The biggest Investment Promotion Agencies (IPAs) from all parts of the Baltic Sea Region (BSR) met 8 February to discuss how to attract investments from China to the region’s countries and metropolis in the best possible way. The City of Hamburg and Hamburg Business Development Corporation were kind hosts of the BSR IPAs meeting which was the second out of six to be organized within the ONEBSR project.

The objective of all six meetings is to exchange best practice and information on how the investment promotion work is organized and ultimately find areas where the IPAs, through joint efforts, can increase their success in investment promotion. All the IPAs in the BSR see Chinese investments as a high priority and on distant markets such as the Chinese market, it was often obvious that there were benefits from working together in attracting investors and doing market research together.

The presentations and discussions mainly addressed the opportunities and hurdles related to Chinese investment relations, both on a regional (BSR) and country level. China was known to use its trade relations as a foreign policy tool, therefore the role of high level political contacts was taken up.

Two brief papers on Chinese FDI were produced in advance of the meeting, providing a good background to the discussion. The participating IPAs had provided information on the successful Chinese investments in the region which helped BDF and the researchers to present at picture of the present situation.

As a part of the main conclusions from the meeting, five recommendations were given on how to improve investment relationship with China:

  1. Build good relationships with Chinese partners, notwithstanding what happens in other parts of the relationship. Political contacts play an important role, and frequent high-level visits matter in China.
  2. Target bilateral contacts at the local level. Some Chinese provinces are the size of European countries, and thus these relations need to be nurtured directly. Studies show an increase in trade with the addition of extra consulates, the development of partner cities schemes, and the multiplication regional bilateral contacts.
  3. From small beginnings come great things. Attracting the first Chinese investment really matters. According to a new report by the European Chamber of Commerce in Beijing, 82% of Chinese investors in Europe want to reinvest in the continent, so encouraging even modest initial deals can start a snowball effect with long-term benefits.
  4. Private and public capital attraction requires different sets of skills and strategies. Private owned companies often have much less knowledge about going international and needs specific nurturing on European conditions.
  5. Understand the learning curve. For Chinese companies, investing in Europe can sometimes prove extremely difficult, due to environmental, social and labour legislations that have to be taken into account.
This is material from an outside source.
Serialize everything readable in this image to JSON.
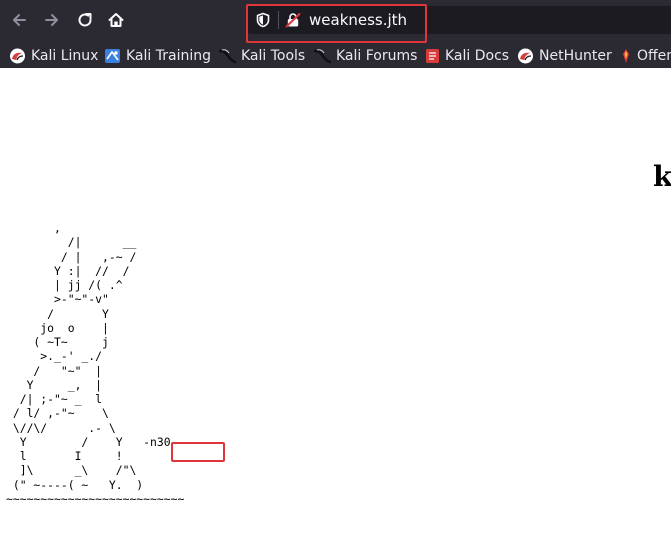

A concerted EU effort to address this issue would significantly facilitate future Chinese investments in the

CEO of Investment and Development Agency of Latvia, Mr Andris Ozols, invited all the IPAs to meet next time in connection with the Baltic Development Forum’s Summit 29-30 May in Riga, Latvia. There was agreement to enlarge the group with sub-regional investment promotion organisations.

The meeting agenda in Riga will cover attraction of investments within the IT sector and cross border clusters since many of the countries in the BSR have a lot to offer in the IT sector to foreign investors. BDF’s Summit will address competitiveness, investment and business development which could have added value to the IPA group discussions. For more information on the Summit, please see www.bsr2013.eu

Baltic Development Forum and its project partners Greater Helsinki Promotion, Invest Gdansk and Riga City Council are responsible for the IPA cooperation within the ONE BSR project.